Uribe’s personal secretary Bernardo Moreno was recently barred from working in public service for 18 years for his part in the illegal surveillance.
New details have emerged in the case of Moreno, who was accused of wiretapping Supreme Court magistrates, politicians, journalists, and human rights workers.
The charge which caused him to be barred from holding public office is that he “exceeded his functions” on April 24, 2008 when he met with officials from the Colombian intelligence agency DAS and the Financial Analysis Unit (UIAF) to seek information on Ascencio Reyes, a controversial businessman with alleged ties to Supreme Court magistrates and drug traffickers.
The sequence of events which led to his conviction dates back to November 2007, when Moreno provided Mario Aranguren with information about a 2006 trip to Neiva, Huila, taken by some Supreme Court justices. The trip was sponsored by the travel company Basan, which was owned by Ascencio Reyes, a rumored drug trafficker.
Shortly after, Moreno asked Maria del Pilar Hurtado, the director of DAS at the time, to “to verify information on Mr. Ascencio Reyes, his alleged ties to drug trafficking and the possible infiltration of the Supreme Court” according to court documents.
According to the court decision, there was nothing improper about theses actions, because “it is the duty of every public authority to refer to those matters within their knowledge and for which it lacks jurisdiction to process them.”
On April 24, 2008 Moreno called the UIAF to ask for progress on the case, as well as communicated with the director of DAS about the same topic.
According to the prosecutor in the case, this is the point where Moreno stepped over the line, because the secretary to the president “has no assigned functions or issues related to security or intelligence services.”
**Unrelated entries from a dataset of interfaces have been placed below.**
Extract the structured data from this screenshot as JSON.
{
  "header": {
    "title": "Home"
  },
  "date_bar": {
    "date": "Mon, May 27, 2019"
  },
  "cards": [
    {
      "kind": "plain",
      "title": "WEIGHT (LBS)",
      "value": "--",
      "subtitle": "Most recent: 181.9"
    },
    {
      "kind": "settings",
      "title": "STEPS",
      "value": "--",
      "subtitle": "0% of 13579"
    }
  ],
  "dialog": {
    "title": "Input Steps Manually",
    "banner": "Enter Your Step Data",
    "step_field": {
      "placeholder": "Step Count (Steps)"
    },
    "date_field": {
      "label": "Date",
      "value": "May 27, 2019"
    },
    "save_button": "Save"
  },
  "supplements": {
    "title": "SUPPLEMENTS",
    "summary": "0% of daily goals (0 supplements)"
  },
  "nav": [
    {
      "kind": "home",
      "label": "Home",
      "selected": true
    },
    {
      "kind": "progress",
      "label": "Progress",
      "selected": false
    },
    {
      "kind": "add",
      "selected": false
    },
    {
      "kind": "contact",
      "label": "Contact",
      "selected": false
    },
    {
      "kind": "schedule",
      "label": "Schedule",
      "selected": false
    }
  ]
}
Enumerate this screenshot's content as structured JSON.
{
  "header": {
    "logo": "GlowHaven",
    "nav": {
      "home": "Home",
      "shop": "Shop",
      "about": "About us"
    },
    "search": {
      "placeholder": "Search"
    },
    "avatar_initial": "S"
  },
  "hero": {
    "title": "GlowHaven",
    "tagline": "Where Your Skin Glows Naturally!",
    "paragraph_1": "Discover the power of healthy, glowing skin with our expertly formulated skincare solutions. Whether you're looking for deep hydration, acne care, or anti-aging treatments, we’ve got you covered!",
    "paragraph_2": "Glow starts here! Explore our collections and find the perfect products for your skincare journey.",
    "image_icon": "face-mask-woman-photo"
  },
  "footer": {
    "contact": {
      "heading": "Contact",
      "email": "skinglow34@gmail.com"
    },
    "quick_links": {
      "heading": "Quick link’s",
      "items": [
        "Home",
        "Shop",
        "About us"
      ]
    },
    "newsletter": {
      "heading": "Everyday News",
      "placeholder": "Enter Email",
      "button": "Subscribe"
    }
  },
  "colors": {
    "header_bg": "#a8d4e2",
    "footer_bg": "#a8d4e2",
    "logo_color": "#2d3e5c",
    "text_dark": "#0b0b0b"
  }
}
It was concluded that Moreno “ignored the right to privacy” of Reyes and “exceeded statutory functions.”
Former intelligence officials have come forward claiming that they did intelligence work focused on the Supreme Court and NGOs. They claim to have been paid to try to get as much information as possible on Supreme Court cases, and even were asked to record private meetings of the justices. This work was allegedly passed on to the presidential palace.
While Uribe has denied knowing about these meetings, he said that he takes responsibility for Moreno’s conduct and has agreed to participate in any future investigations.